Hillary Clinton went back to work this week after a fall that led to a concussion and blood clot near her brain kept her off the job for several weeks. Her time as Secretary of State is nearing an end, as Clinton has made plans to turn over the reigns to someone new when President Barack Obama's second term in the White House officially begins later this month. Although she is leaving the State Department, Clinton says that she has no plans to retire, which has fueled speculation that she intends to run for President in 2016.
When she was asked by a reporter on how she planned to spend her retirement, Clinton retorted:
"I don't know if that is a word I would use, but certainly stepping off the very fast track for a little while."
These comments came during her first appearance with the press since returning to work earlier this week. Clinton said that her return to the State Dept. was "somewhat bittersweet" because it will soon be followed by her departure, but noted that she hoped to arrange "a very smooth, seamless transition" to her likely successor, John Kerry.
The former first lady added:
We are focused on continuing our work, finishing up everything that we can and helping Senator Kerry with his transition."
Clinton made a bid for the presidency in 2008 and was a favorite of the Democratic establishment, but the nomination ended up going to Obama. Clinton is once again seen as a front-runner for the next presidential election, but will damp down suggestions that she feels entitled.

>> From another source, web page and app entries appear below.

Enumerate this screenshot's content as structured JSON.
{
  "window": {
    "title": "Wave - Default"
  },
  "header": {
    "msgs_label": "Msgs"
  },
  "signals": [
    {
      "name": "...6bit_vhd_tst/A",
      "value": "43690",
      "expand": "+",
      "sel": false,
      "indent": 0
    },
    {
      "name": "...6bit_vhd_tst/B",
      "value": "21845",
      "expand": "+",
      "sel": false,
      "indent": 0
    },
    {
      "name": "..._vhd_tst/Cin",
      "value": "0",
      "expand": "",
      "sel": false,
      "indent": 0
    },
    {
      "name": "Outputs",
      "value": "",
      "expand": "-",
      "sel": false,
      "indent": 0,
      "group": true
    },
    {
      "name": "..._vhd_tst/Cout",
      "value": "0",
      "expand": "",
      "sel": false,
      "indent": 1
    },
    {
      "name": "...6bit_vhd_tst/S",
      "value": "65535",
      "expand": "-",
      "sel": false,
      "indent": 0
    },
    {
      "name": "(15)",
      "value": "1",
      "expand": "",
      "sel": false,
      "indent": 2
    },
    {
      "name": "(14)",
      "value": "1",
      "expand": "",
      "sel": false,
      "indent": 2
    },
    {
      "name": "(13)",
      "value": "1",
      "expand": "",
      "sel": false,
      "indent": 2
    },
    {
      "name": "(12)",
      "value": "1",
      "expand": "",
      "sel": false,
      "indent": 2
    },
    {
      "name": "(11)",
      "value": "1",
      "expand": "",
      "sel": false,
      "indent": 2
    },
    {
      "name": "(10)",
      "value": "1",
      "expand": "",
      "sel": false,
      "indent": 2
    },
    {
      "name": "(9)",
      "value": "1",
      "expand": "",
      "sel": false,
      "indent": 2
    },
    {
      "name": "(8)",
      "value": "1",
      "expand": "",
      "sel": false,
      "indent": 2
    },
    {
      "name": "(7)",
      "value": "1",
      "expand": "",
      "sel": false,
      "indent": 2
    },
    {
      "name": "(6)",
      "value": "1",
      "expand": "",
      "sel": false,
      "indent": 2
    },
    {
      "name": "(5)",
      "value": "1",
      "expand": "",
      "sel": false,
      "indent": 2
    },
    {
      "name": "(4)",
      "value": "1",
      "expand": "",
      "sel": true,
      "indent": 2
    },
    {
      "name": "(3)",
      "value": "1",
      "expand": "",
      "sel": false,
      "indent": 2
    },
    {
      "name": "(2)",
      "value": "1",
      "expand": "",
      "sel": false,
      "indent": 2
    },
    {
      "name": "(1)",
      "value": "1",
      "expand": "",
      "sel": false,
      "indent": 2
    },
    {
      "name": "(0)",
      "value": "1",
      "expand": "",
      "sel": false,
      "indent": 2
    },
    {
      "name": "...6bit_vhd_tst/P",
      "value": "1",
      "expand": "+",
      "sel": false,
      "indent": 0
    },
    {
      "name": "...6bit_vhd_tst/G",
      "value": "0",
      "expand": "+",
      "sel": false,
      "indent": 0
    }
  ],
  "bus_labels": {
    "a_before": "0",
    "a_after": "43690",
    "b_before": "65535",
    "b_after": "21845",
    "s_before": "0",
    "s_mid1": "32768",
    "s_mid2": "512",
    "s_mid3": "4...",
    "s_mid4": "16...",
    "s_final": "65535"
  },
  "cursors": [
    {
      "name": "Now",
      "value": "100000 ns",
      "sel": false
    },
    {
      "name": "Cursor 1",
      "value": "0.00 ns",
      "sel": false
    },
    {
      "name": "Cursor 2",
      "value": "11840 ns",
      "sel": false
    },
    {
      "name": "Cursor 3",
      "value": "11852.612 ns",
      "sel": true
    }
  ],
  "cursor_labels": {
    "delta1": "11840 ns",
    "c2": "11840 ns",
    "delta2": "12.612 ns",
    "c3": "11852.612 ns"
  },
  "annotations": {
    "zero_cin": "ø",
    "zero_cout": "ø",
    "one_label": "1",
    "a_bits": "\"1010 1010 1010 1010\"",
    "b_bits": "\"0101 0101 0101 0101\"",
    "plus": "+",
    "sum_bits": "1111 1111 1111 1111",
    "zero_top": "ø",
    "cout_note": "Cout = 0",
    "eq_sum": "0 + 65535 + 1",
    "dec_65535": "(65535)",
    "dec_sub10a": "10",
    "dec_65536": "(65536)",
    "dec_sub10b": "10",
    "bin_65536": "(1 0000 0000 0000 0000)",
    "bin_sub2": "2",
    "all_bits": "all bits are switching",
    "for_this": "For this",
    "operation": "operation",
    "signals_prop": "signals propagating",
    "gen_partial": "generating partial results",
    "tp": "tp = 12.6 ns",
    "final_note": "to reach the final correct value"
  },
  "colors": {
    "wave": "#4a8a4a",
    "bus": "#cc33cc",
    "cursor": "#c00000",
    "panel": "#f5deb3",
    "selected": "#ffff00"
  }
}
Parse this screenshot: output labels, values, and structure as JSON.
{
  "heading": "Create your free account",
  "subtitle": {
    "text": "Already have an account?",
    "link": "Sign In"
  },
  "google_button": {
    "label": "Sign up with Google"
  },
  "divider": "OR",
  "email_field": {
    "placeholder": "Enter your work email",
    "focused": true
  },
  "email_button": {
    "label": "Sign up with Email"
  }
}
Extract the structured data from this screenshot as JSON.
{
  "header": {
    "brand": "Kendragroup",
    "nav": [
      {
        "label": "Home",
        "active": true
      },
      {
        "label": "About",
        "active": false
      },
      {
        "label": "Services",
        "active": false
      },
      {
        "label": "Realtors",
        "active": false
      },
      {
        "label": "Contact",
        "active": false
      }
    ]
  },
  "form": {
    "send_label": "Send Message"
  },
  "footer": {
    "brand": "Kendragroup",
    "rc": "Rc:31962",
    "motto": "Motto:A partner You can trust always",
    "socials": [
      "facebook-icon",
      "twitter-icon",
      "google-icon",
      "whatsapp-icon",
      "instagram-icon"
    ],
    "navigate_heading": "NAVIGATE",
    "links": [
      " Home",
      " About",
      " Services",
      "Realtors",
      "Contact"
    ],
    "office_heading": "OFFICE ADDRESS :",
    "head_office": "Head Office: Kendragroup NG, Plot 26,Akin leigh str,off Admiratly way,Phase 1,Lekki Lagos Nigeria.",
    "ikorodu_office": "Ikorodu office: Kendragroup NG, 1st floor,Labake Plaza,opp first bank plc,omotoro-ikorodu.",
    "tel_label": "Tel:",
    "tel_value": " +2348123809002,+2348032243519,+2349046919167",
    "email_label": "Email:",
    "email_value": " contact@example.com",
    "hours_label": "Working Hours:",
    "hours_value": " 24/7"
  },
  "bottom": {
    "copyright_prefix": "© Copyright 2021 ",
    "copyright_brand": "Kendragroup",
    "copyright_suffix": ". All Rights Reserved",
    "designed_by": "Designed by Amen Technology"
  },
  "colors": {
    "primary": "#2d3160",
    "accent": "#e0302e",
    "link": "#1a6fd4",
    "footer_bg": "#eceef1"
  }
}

Clinton has certainly given her credentials a boost with her four year stint as Secretary of State, however there are some concerns about her age. In 2016, she will be 69, and her recent bout of illness has drawn concerns about her health as well.
Clinton has said that she is not planning another run for the White House, but key allies have made it clear that they want her to run and expect her to, or at least expect her to consider it very seriously.